→ What you need to do
Copy the entries below verbatim, omitting any pictures they contain.
--- --- ---
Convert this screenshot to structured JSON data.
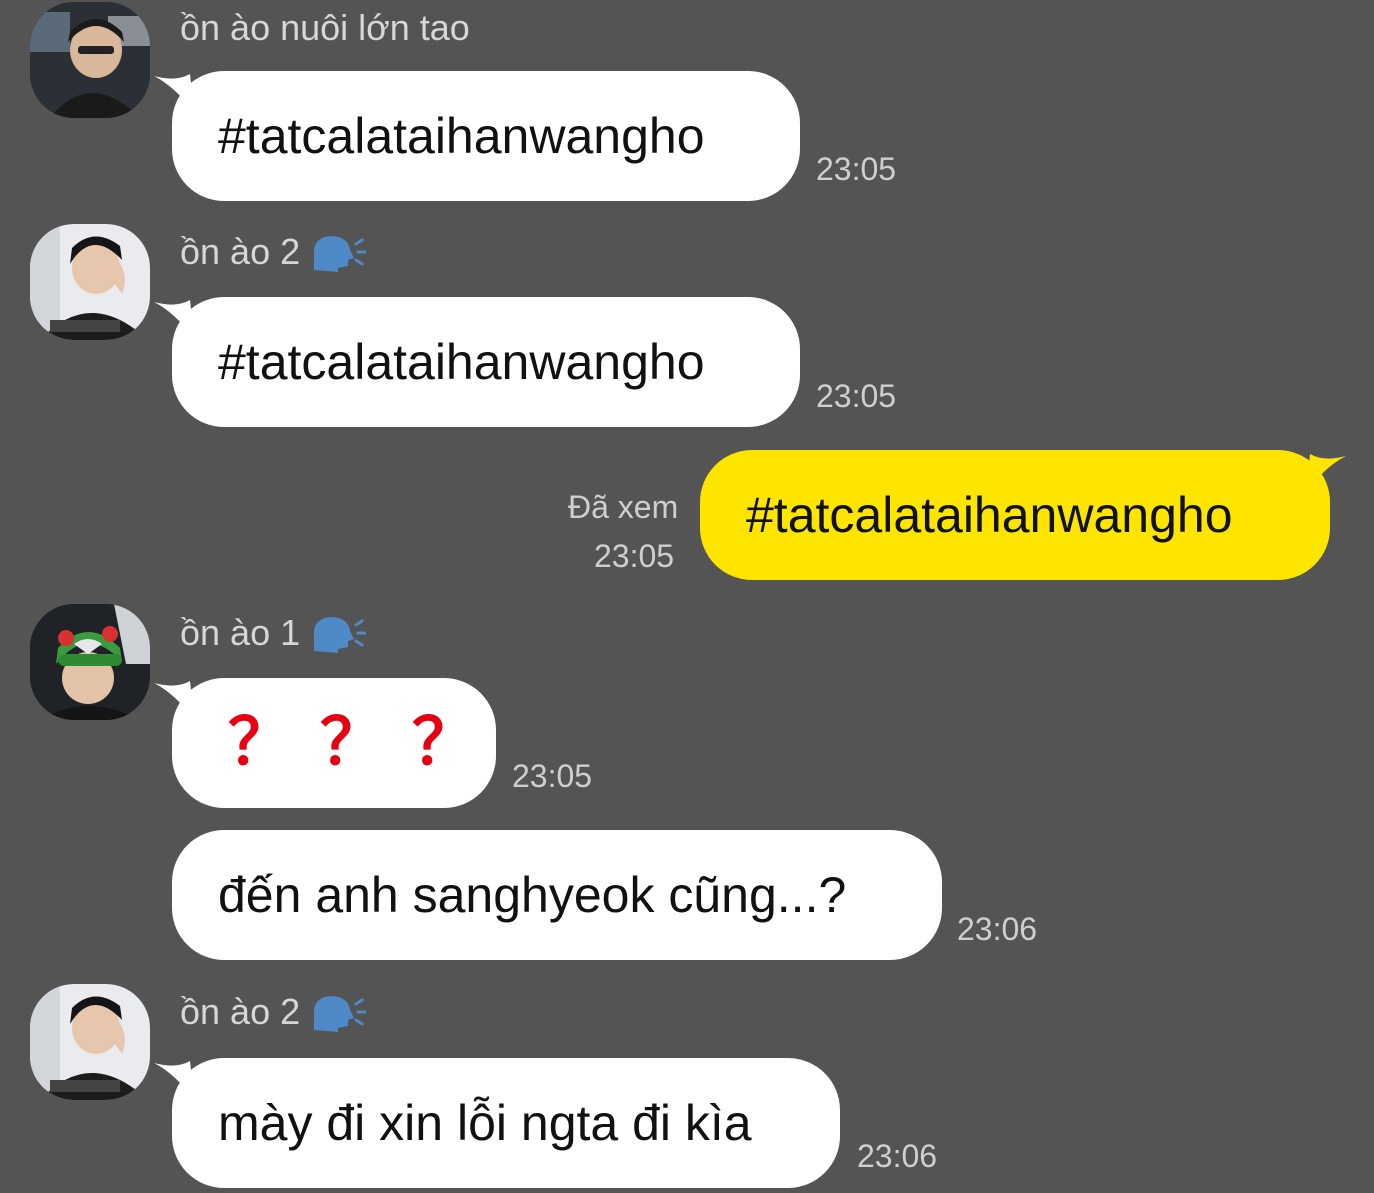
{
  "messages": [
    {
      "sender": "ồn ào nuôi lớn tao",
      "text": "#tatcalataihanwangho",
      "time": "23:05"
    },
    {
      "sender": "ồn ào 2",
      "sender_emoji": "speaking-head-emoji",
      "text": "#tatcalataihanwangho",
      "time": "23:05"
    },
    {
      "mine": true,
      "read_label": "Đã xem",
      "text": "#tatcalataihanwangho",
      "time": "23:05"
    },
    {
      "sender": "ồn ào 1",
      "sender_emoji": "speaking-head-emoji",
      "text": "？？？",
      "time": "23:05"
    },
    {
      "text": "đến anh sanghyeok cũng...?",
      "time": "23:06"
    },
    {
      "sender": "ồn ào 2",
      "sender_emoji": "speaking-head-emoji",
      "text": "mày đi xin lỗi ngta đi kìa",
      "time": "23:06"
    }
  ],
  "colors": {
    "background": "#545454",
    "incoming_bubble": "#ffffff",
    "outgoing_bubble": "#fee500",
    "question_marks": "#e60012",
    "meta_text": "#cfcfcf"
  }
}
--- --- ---
→ Response area
Convert this screenshot to structured JSON data.
{
  "messages": [
    {
      "sender": "ồn ào nuôi lớn tao",
      "text": "#tatcalataihanwangho",
      "time": "23:05"
    },
    {
      "sender": "ồn ào 2",
      "sender_emoji": "speaking-head-emoji",
      "text": "#tatcalataihanwangho",
      "time": "23:05"
    },
    {
      "mine": true,
      "read_label": "Đã xem",
      "text": "#tatcalataihanwangho",
      "time": "23:05"
    },
    {
      "sender": "ồn ào 1",
      "sender_emoji": "speaking-head-emoji",
      "text": "？？？",
      "time": "23:05"
    },
    {
      "text": "đến anh sanghyeok cũng...?",
      "time": "23:06"
    },
    {
      "sender": "ồn ào 2",
      "sender_emoji": "speaking-head-emoji",
      "text": "mày đi xin lỗi ngta đi kìa",
      "time": "23:06"
    }
  ],
  "colors": {
    "background": "#545454",
    "incoming_bubble": "#ffffff",
    "outgoing_bubble": "#fee500",
    "question_marks": "#e60012",
    "meta_text": "#cfcfcf"
  }
}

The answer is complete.